This is why strong authentication of user accounts and computer accounts, plus hardware root of trust for cryptographic keys, are so important to data protection. In tandem, these policies complement and reinforce each other.
While server authentication is common in client connectivity protocols such as TLS and 802.1x, strong authentication is less commonly enforced in machine-to-machine scenarios such as accessing backend storage (e.g., SMB and SQL) and datacenter management (e.g., virtual-machine migration). Authorization must instead be enforced at every hop. Use standard based protocols such as IPSEC and SSH to achieve this.
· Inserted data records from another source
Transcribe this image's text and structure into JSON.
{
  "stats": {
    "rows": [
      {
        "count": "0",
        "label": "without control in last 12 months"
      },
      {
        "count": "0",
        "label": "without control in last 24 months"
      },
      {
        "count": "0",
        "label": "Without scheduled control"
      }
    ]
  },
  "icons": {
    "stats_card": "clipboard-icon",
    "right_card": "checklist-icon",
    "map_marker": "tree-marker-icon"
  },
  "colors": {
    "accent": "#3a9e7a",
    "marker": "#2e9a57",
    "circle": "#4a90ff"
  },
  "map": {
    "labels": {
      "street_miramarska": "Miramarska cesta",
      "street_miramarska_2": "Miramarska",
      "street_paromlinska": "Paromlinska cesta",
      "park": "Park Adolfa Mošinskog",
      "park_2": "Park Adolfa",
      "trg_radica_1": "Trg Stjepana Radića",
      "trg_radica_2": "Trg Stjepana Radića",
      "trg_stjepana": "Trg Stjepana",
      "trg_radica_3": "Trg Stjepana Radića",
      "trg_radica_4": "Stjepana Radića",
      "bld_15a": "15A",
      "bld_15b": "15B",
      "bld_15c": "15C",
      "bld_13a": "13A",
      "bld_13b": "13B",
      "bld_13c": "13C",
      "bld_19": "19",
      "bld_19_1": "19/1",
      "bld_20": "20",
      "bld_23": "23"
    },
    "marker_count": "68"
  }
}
Advanced cyber-attacks such as Pass the Hash and rootkits are increasingly prevalent in the datacenter and are difficult both to detect and to stop from spreading. According to the Microsoft Security Intelligence Report, “Even though current PtH methods concentrate on password hashes, similar attacks can (and do) work against other authentication mechanisms, including tokens, delegation, and two-factor authentication. If the attacker is able to capture the ultimate secret—be it a password hash, a token, or some other entity—the attack will succeed.” Server-side data protection must account for the integrity of the end-to-end operating environment when authorizing a connection request.
We recommend data protection based on a foundation of hardware-protected device identity. Then, building on that foundation, the following capabilities are required:
- Data-protection enforcement is local to each server. For example, the virtual TPM (Trusted Platform Module) capability supported by hypervisors such as Xen and Microsoft Hyper-V allows hardware protection policy to be cryptographically enforced for each server workload.
- Data are encrypted, at rest and in flight, until rendered for display.
- Data are rendered into plaintext only in a protected environment (that is, no unmanaged user devices or servers)
- Techniques for handling device or user termination or abort are robust.
Corporate boards of directors can no longer accept the legal risk of waiting for a major security incident before instituting proper defenses. Mandiant, Microsoft, and Verizon have all published sobering reports that point to the importance of staying vigilant: keep patching up to date, fix security bugs in internet-facing web apps, reduce the impact of phishing, slow lateral movement of intruders on your network, and respond quickly to attacks once they occur. Using hardware root of trust and continuous monitoring solves those problems by ensuring a broad range of policies are enforced at the time of authentication, thereby protecting all high-value network assets.
Risk assessment is something humans tend to do poorly. Careful, considered analysis of risks and assets and staying informed about online security are the only ways we can effectively prioritize and mitigate those risks. Just because cyber offense has an advantage over defense does not mean attacks cannot be stopped, or at least greatly slowed down. Security policies must be enforced.